## [EXERCISE BRIEF]
Which lines in the listing below contain "Découvrez"? Copy each of them.

## [INPUT]
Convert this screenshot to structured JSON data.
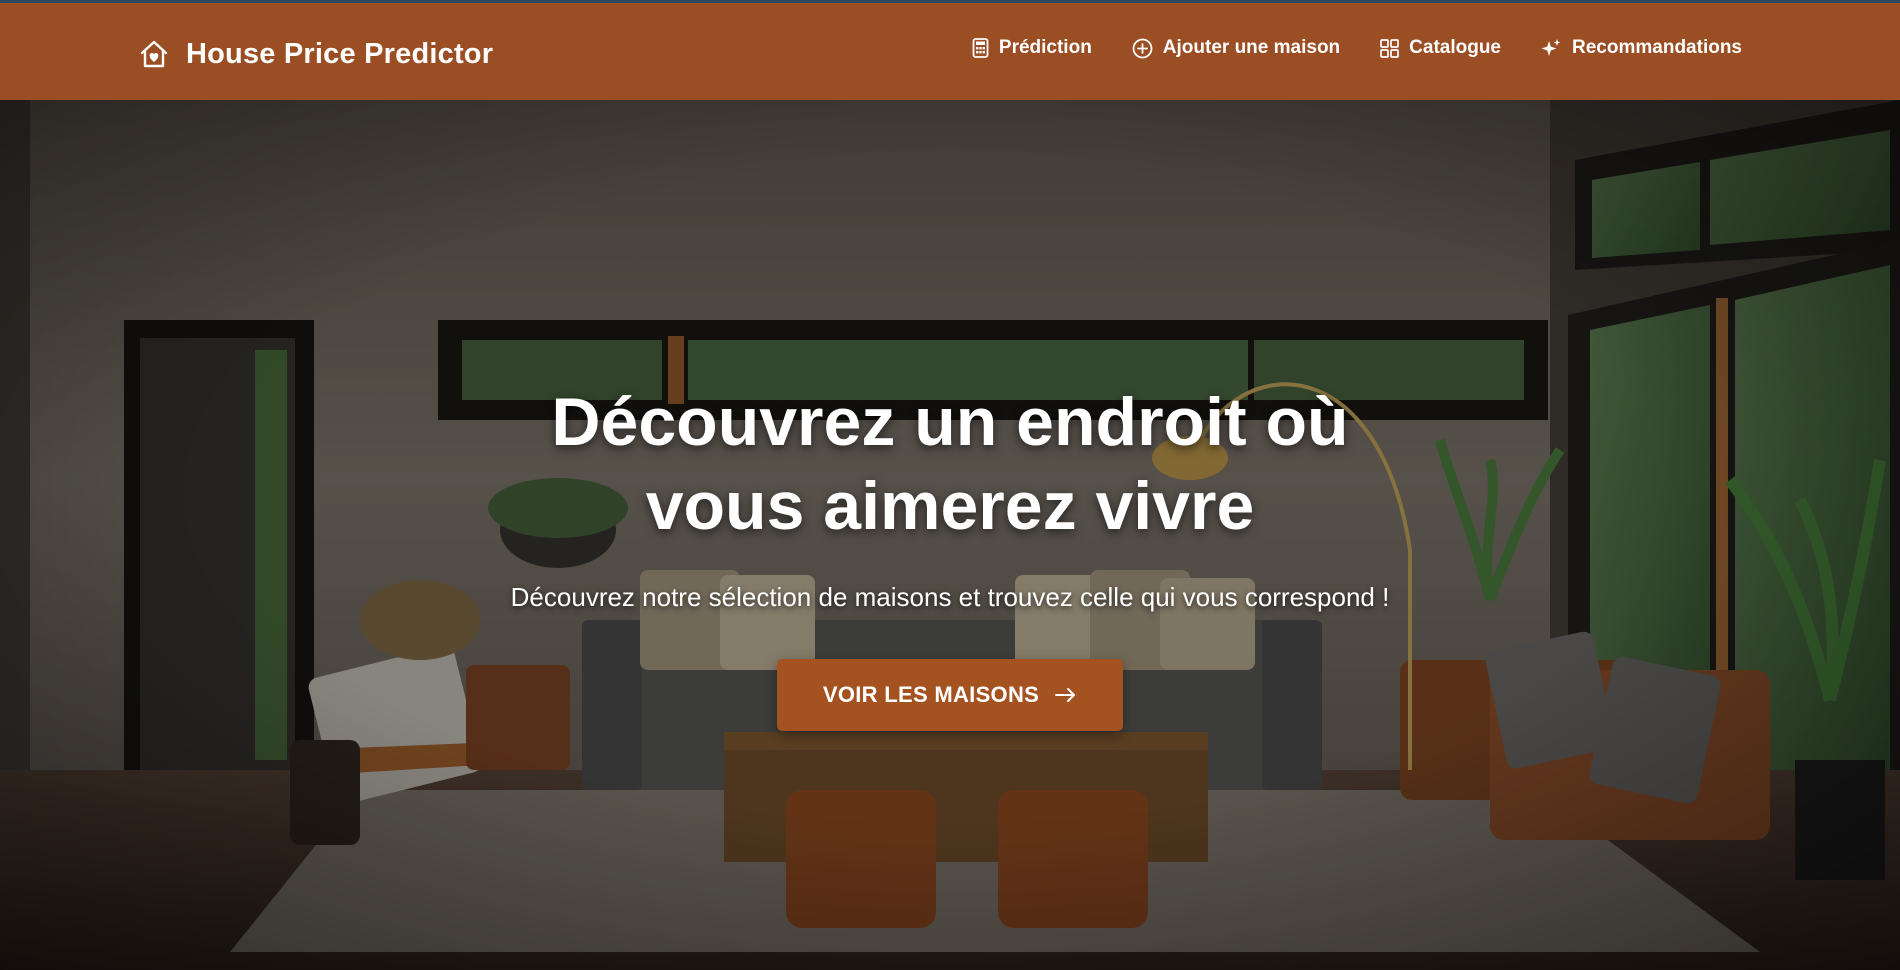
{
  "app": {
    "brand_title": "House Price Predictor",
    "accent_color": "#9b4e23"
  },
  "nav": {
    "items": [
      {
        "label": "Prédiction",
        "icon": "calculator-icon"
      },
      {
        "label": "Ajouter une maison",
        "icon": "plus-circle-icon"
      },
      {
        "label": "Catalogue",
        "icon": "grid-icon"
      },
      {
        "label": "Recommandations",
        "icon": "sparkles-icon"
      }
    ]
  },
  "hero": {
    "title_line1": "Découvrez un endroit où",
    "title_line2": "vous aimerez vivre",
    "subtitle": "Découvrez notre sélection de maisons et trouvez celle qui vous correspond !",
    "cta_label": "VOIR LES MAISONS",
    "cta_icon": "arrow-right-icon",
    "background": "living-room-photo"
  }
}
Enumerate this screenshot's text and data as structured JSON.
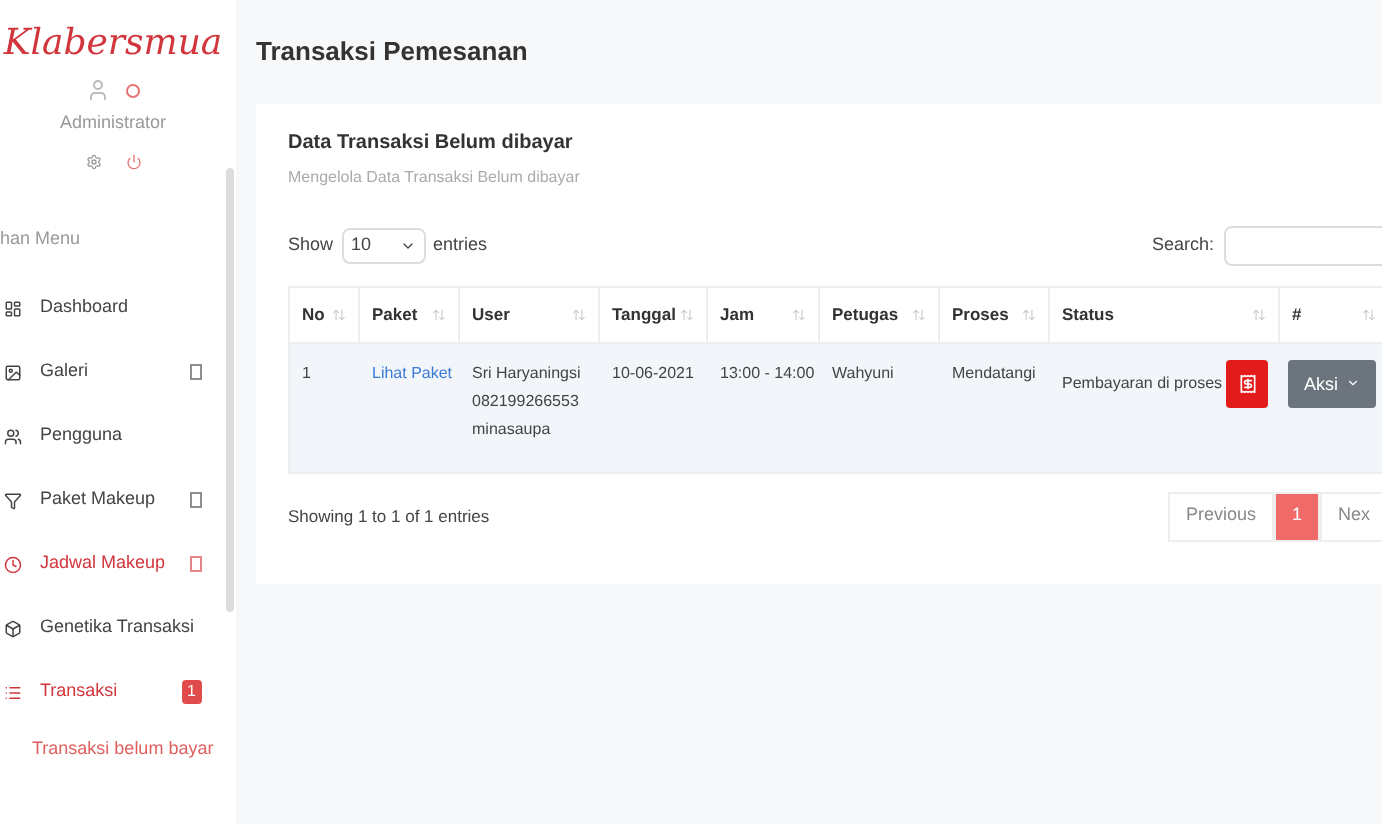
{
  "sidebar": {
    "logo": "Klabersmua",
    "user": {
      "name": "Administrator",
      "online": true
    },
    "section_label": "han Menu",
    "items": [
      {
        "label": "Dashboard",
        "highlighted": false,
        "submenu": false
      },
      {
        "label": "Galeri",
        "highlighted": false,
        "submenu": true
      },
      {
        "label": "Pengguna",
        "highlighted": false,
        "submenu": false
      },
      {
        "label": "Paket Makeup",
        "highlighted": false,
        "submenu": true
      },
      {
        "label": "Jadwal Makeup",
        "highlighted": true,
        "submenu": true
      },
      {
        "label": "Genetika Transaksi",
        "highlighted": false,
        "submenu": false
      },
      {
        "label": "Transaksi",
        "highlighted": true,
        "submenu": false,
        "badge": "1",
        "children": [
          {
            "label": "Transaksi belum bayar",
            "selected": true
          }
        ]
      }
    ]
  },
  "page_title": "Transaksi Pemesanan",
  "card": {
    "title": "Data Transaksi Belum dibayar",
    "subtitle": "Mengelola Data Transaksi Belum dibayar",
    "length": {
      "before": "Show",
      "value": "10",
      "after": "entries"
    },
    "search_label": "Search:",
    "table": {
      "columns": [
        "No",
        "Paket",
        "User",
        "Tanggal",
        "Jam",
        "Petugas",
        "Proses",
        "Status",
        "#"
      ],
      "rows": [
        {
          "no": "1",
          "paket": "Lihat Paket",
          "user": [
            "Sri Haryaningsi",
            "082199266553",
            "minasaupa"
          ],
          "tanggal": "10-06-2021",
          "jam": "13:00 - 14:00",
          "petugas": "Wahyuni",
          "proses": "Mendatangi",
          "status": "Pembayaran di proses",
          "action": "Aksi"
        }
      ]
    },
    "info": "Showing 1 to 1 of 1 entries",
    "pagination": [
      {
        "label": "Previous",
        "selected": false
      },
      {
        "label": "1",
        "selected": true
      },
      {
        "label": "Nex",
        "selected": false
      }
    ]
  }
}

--

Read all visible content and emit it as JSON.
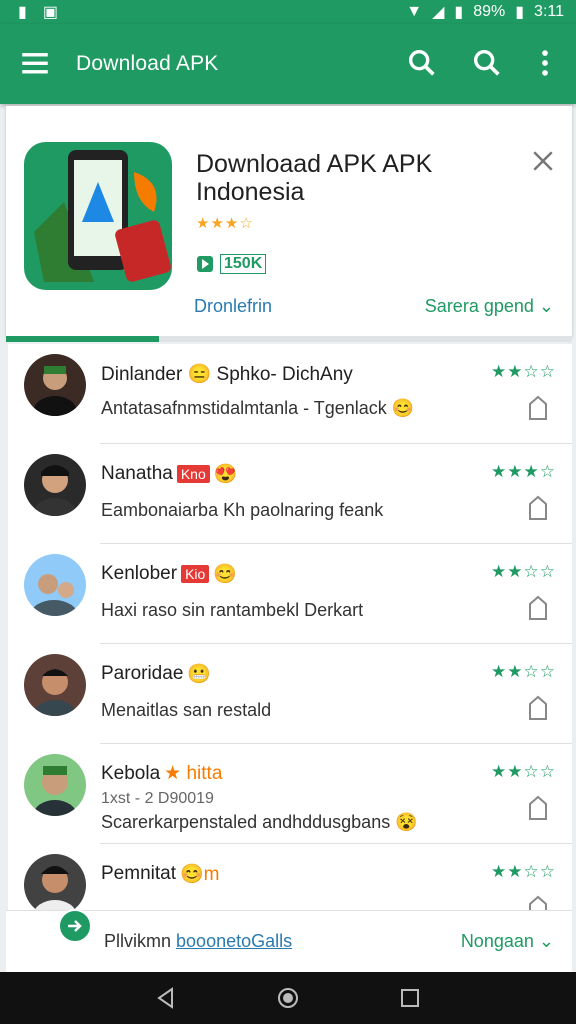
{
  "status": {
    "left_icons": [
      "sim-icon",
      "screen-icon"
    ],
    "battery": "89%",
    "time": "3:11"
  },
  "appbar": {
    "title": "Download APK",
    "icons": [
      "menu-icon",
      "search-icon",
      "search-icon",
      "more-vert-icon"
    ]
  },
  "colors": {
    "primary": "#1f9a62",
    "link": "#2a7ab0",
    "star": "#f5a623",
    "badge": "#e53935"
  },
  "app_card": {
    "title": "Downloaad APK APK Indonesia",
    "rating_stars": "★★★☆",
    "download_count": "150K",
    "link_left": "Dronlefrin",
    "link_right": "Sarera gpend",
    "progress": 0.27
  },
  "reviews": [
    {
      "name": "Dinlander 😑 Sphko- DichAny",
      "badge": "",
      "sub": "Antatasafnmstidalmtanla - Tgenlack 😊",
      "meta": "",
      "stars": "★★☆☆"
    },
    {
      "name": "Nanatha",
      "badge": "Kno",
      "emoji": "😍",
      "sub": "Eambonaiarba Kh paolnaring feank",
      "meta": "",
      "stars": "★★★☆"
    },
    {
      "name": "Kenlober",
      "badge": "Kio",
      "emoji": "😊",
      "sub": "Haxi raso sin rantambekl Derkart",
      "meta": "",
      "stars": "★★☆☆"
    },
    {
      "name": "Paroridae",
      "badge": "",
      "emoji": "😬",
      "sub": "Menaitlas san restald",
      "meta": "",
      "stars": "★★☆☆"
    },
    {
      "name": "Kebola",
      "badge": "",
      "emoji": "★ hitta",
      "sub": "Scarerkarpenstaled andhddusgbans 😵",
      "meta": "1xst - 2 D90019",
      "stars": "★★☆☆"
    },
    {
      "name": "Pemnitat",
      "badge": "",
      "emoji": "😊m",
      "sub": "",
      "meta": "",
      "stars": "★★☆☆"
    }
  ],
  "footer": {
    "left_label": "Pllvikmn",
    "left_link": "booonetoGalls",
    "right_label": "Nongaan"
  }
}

## [ANSWER SPACE]
    "title_line1": "Découvrez un endroit où",
    "subtitle": "Découvrez notre sélection de maisons et trouvez celle qui vous correspond !",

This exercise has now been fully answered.